Directions for this task | Show every line of the data where the word "title" can be found.

(Data records for software interfaces)
━━━━━━━━━━━━━━━━━━━━━━━━━━━━━━

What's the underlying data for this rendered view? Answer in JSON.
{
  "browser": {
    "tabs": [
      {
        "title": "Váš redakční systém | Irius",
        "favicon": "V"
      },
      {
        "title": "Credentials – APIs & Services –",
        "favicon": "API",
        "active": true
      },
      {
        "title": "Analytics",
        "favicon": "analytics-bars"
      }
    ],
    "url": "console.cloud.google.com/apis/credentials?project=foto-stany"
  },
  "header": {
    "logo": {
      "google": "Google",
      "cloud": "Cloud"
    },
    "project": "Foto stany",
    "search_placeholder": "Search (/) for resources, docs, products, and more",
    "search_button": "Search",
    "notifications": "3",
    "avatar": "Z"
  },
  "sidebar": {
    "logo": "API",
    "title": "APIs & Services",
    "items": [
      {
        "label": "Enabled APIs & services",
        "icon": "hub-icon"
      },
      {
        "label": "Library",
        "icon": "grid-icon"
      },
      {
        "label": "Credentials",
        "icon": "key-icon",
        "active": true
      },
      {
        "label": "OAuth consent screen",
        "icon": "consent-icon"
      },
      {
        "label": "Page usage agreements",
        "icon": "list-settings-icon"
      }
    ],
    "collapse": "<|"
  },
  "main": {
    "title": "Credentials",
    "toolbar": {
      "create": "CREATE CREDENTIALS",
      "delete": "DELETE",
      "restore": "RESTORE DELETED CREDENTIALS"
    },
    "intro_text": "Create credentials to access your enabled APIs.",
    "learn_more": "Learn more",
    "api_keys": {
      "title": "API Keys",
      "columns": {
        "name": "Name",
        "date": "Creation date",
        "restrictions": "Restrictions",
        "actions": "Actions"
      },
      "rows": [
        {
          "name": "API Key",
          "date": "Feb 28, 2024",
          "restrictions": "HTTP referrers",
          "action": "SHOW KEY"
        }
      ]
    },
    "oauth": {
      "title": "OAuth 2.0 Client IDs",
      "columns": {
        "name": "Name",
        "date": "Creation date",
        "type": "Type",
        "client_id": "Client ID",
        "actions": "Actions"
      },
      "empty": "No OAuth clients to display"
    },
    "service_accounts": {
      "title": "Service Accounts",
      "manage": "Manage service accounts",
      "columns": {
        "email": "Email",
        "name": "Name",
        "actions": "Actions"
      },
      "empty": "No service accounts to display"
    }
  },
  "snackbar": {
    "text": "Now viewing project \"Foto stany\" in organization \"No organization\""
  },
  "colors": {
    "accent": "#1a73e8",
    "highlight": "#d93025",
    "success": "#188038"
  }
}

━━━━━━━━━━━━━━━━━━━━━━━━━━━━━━

Response area |
        "title": "Váš redakční systém | Irius",
        "title": "Credentials – APIs & Services –",
        "title": "Analytics",
    "title": "APIs & Services",
    "title": "Credentials",
      "title": "API Keys",
      "title": "OAuth 2.0 Client IDs",
      "title": "Service Accounts",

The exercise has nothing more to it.